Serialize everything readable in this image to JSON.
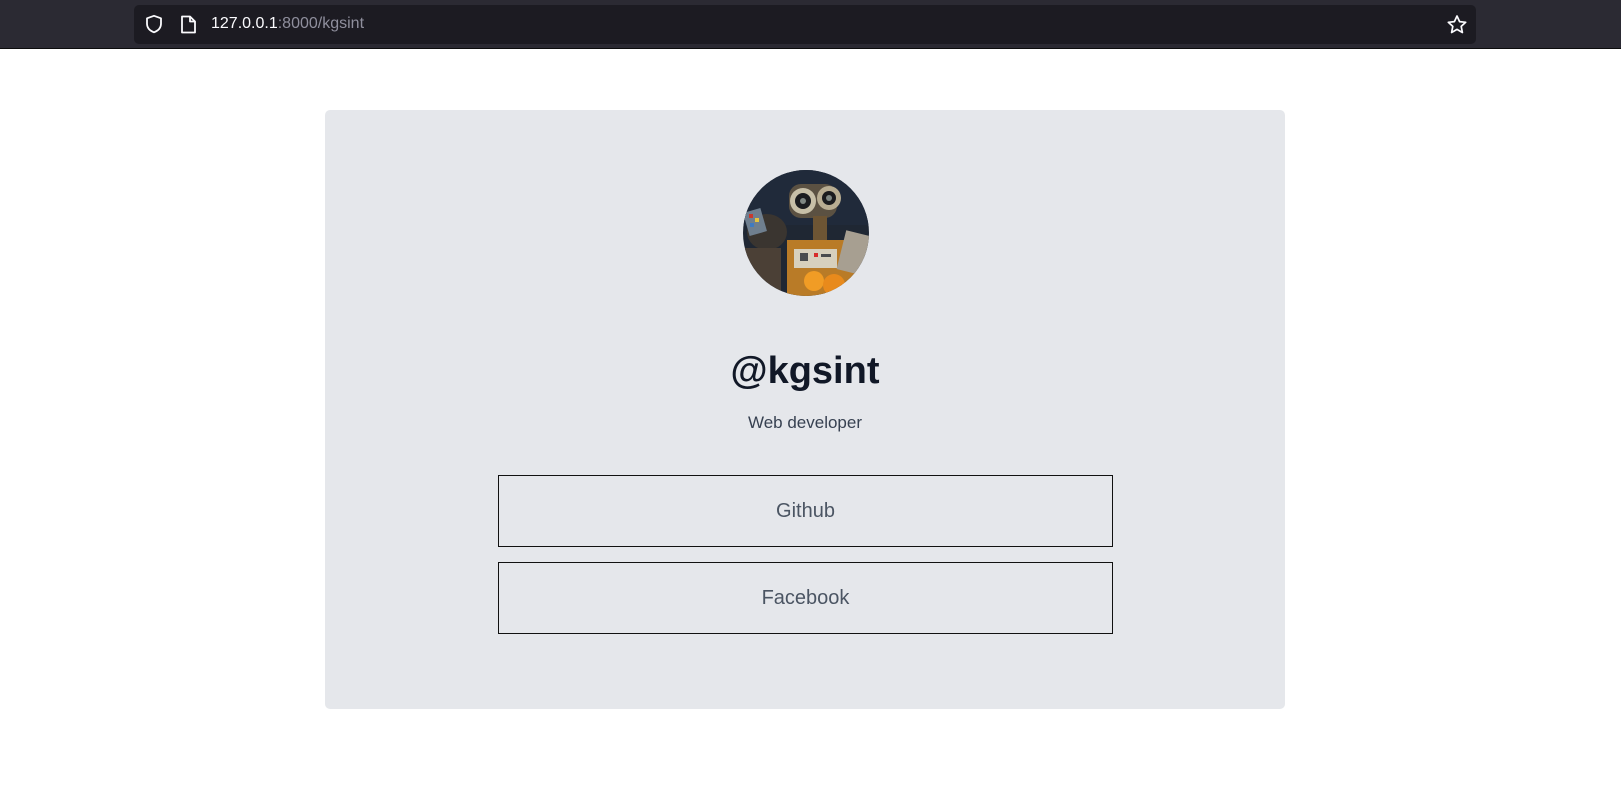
{
  "browser": {
    "url_host": "127.0.0.1",
    "url_path": ":8000/kgsint",
    "icons": [
      "shield-icon",
      "page-icon",
      "star-icon"
    ]
  },
  "profile": {
    "avatar": "robot-avatar",
    "handle": "@kgsint",
    "bio": "Web developer"
  },
  "links": [
    {
      "label": "Github"
    },
    {
      "label": "Facebook"
    }
  ],
  "colors": {
    "chrome_bg": "#2b2a33",
    "urlbar_bg": "#1c1b22",
    "card_bg": "#e5e7eb",
    "handle_text": "#111827",
    "link_text": "#4b5563"
  }
}
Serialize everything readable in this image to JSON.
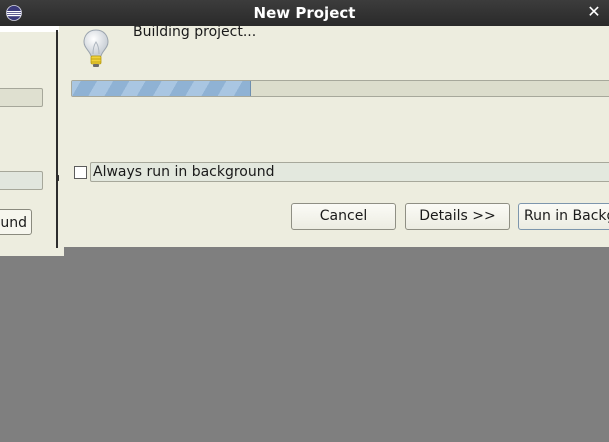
{
  "window": {
    "title": "New Project",
    "close_glyph": "✕",
    "app_icon": "eclipse-icon"
  },
  "background_dialog": {
    "button_label": "ound"
  },
  "progress_dialog": {
    "icon": "lightbulb-icon",
    "task_label": "Building project...",
    "progress_fraction": 0.33,
    "checkbox": {
      "label": "Always run in background",
      "checked": false
    },
    "buttons": {
      "cancel": "Cancel",
      "details": "Details >>",
      "run_in_background": "Run in Background"
    }
  },
  "colors": {
    "titlebar": "#2f2f2f",
    "dialog_bg": "#ededdf",
    "desktop_bg": "#7f7f7f",
    "progress_fill": "#8fb2d4"
  }
}
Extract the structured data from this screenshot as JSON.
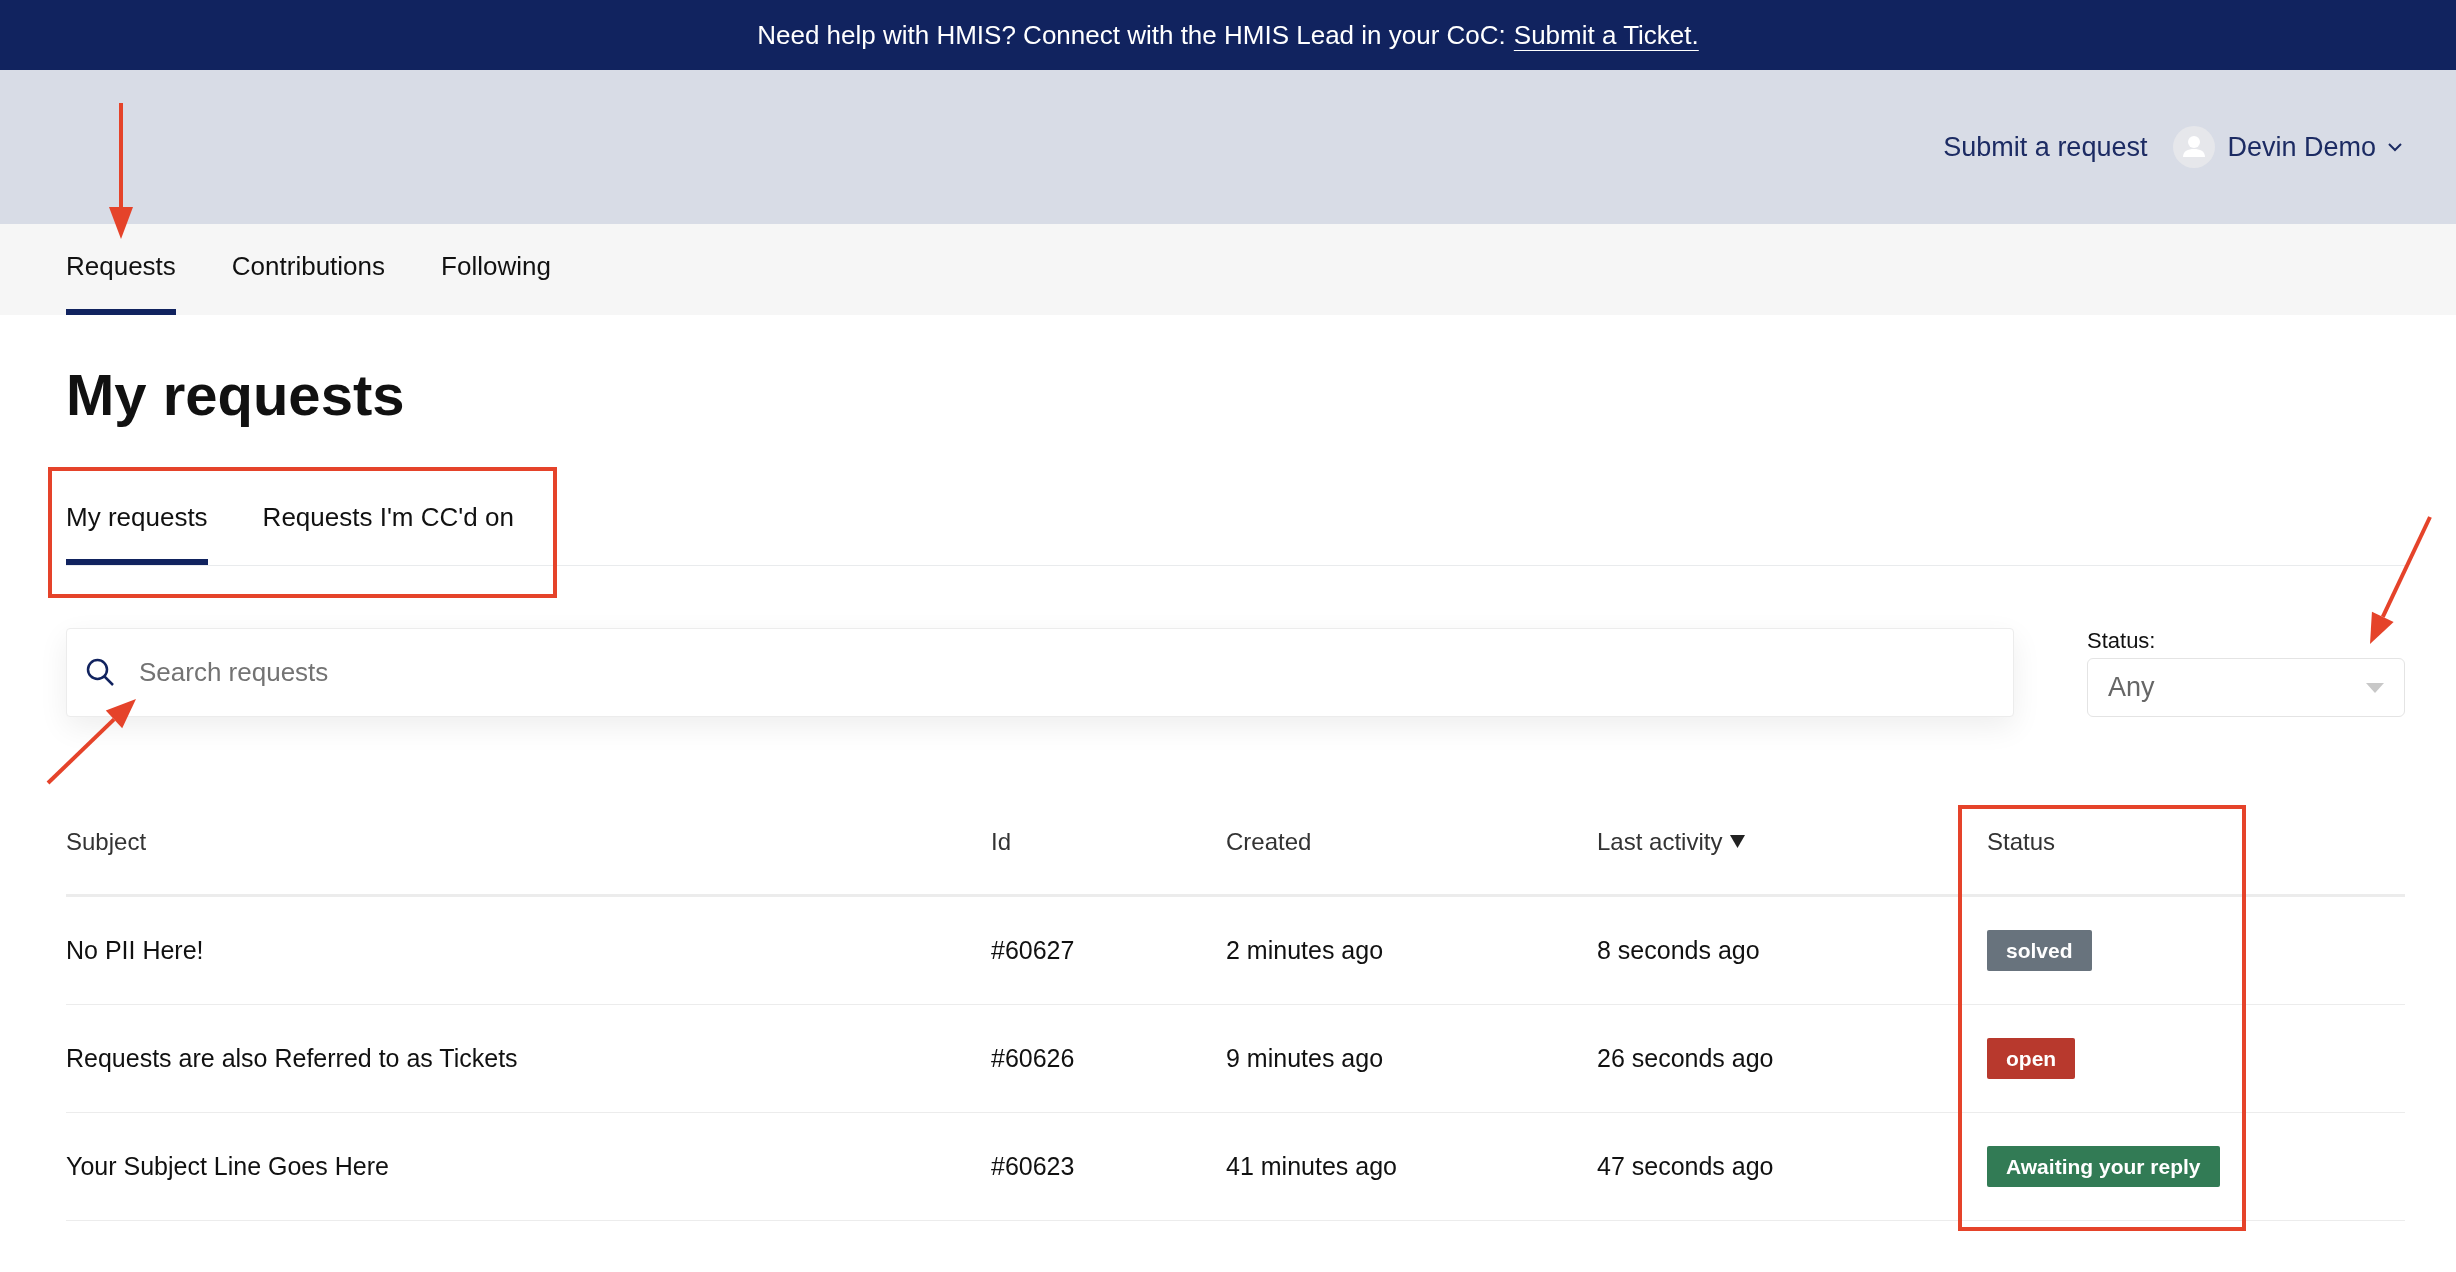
{
  "banner": {
    "text": "Need help with HMIS? Connect with the HMIS Lead in your CoC:",
    "link": "Submit a Ticket."
  },
  "header": {
    "submit_link": "Submit a request",
    "user": {
      "name": "Devin Demo"
    }
  },
  "nav_tabs": [
    {
      "label": "Requests",
      "selected": true,
      "arrow_callout": true
    },
    {
      "label": "Contributions",
      "selected": false,
      "arrow_callout": false
    },
    {
      "label": "Following",
      "selected": false,
      "arrow_callout": false
    }
  ],
  "page_title": "My requests",
  "sub_tabs": {
    "framed": true,
    "items": [
      {
        "label": "My requests",
        "selected": true
      },
      {
        "label": "Requests I'm CC'd on",
        "selected": false
      }
    ]
  },
  "search": {
    "placeholder": "Search requests",
    "arrow_callout": true
  },
  "status_filter": {
    "label": "Status:",
    "value": "Any",
    "arrow_callout": true
  },
  "table": {
    "columns": [
      {
        "label": "Subject",
        "sorted": false,
        "framed": false
      },
      {
        "label": "Id",
        "sorted": false,
        "framed": false
      },
      {
        "label": "Created",
        "sorted": false,
        "framed": false
      },
      {
        "label": "Last activity",
        "sorted": true,
        "framed": false
      },
      {
        "label": "Status",
        "sorted": false,
        "framed": true
      }
    ],
    "rows": [
      {
        "subject": "No PII Here!",
        "id": "#60627",
        "created": "2 minutes ago",
        "last_activity": "8 seconds ago",
        "status": {
          "label": "solved",
          "color": "#68737d"
        }
      },
      {
        "subject": "Requests are also Referred to as Tickets",
        "id": "#60626",
        "created": "9 minutes ago",
        "last_activity": "26 seconds ago",
        "status": {
          "label": "open",
          "color": "#b8392d"
        }
      },
      {
        "subject": "Your Subject Line Goes Here",
        "id": "#60623",
        "created": "41 minutes ago",
        "last_activity": "47 seconds ago",
        "status": {
          "label": "Awaiting your reply",
          "color": "#327b55"
        }
      }
    ]
  }
}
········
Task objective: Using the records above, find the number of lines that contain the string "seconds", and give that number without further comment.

Problem solution: 3